  22. 22.
    Pam Woodall, ‘The Swedish Economy’, The Economist, 3 March 1990, Survey.Google Scholar
  23. (Quoted by Carlo Dell’Aringa, ‘Industrial Relations and the Role of the State in the EEC Countries’, in David Marsden (ed.), Pay and Employment in the New Europe, Aldershot, Edward Elgar, 1992, p. 190, Table 6.)Google Scholar
  24. 23.
    J.L. Porket, Unemployment in Capitalist, Communist and Post-Communist Economies, Basingstoke, Macmillan, 1995, p. 181, Table 18.1.CrossRefGoogle Scholar
  25. 24.
    Klaus von Beyme, Challenge to Power, London, SAGE Publications, 1980, pp. 75–6, Tkble 6Google Scholar
  26. Richard Layard, Stephen Nickell and Richard Jackman, Unemployment, Oxford, Oxford University Press, 1991, p. 88, Table 1.Google Scholar
  27. 27.
    Hugh Compston, ‘Union Participation in Economic Policy-Making in Austria, Switzerland, The Netherlands, Belgium and Ireland, 1970–1992’, West European Politics, vol. 17, no. 1 (January 1994), pp. 123–45.CrossRefGoogle Scholar
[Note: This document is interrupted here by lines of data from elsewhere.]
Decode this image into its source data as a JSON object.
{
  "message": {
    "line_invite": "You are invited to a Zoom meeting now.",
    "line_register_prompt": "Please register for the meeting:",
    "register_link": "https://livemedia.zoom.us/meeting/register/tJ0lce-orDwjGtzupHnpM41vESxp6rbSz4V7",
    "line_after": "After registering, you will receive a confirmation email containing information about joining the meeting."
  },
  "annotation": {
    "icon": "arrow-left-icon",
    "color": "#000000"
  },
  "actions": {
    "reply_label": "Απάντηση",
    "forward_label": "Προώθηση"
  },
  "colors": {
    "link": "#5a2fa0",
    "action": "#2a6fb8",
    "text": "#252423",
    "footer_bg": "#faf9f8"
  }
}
Copyright information

© J. L. Porket 1998

Authors and Affiliations

  • J. L. Porket

There are no affiliations available

Personalised recommendations